Another part of the program is the intervention plan, which includes what will happen if the student remains on campus or eventually returns to campus. The plan could include the student resource officer checking the student’s backpack daily, the student seeing a school counselor multiple times a week and weekly updates on the student’s academic progress and activities.
The plan must include interaction with the family, Weatherall said.
“The family piece is huge because we want to make sure they’re getting help,” Weatherall said. “We don’t just offer services for the student; we make sure we fill in the gaps for the family and that finances are not a barrier to getting treatment or counseling for the family.”
Once a week, the district’s threat assessment team meets and reviews all active reports.
At a meeting earlier this month, 14 reports were active across the district.
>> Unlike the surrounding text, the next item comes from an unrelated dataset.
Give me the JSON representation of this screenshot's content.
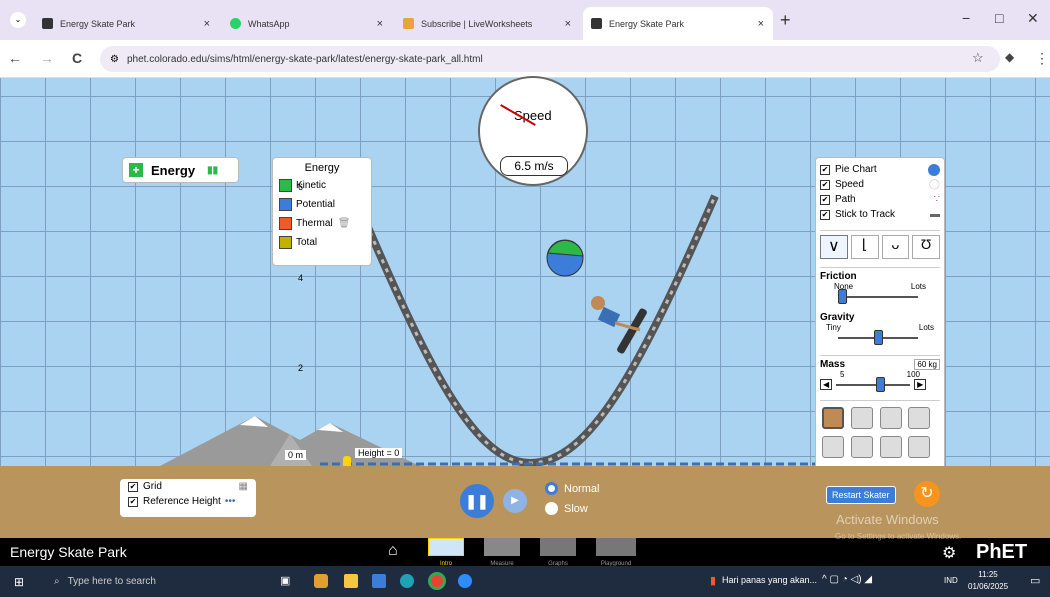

A brief conference call was conducted with a high school assistant principal, a counselor and a student resource officer about deactivating one of the reports because a student had made good progress and fulfilled all the intervention plan requirements.
‘Made great strides’
John Matthews, executive director of the Texas-based Community Safety Institute and author of “School Safety 101,” said comprehensive threat assessment protocols have been the standard for many years but not all school districts have implemented them.
“We’ve made great strides in school safety since Columbine,” Matthews said.
The 1999 mass shooting at Columbine High School involved two teenage perpetrators who had given some indications of their intentions.
Matthews said that teenage shooters differ from adult shooters in that they often give clues about their plans to peers.
That’s why encouraging students to speak up and having early intervention plans in place is so important.
In the incident with the murder-suicide threat at the Keller district high school, authorities were able to track down an online friend in Maryland with whom the local student made a murder-suicide pact, Kinley said.
At the Nov. 9 school board meeting, Kinley recognized Fort Worth Police Officer Sara Straten for her role in finding the Maryland student.
“Officer Straten was not satisfied having a student outside of Keller ISD unidentified,” he said.
Straten contacted Maryland law enforcement officers, who were able to identify the student and provide intervention services.
It all started with students telling school officials.
Weatherall said that fostering a sense of community among students, parents, school officials, law enforcement and service providers builds an environment “that may prevent an incident from occurring.”
Staff writer Diane Smith contributed to this report, which includes information from Star-Telegram archives.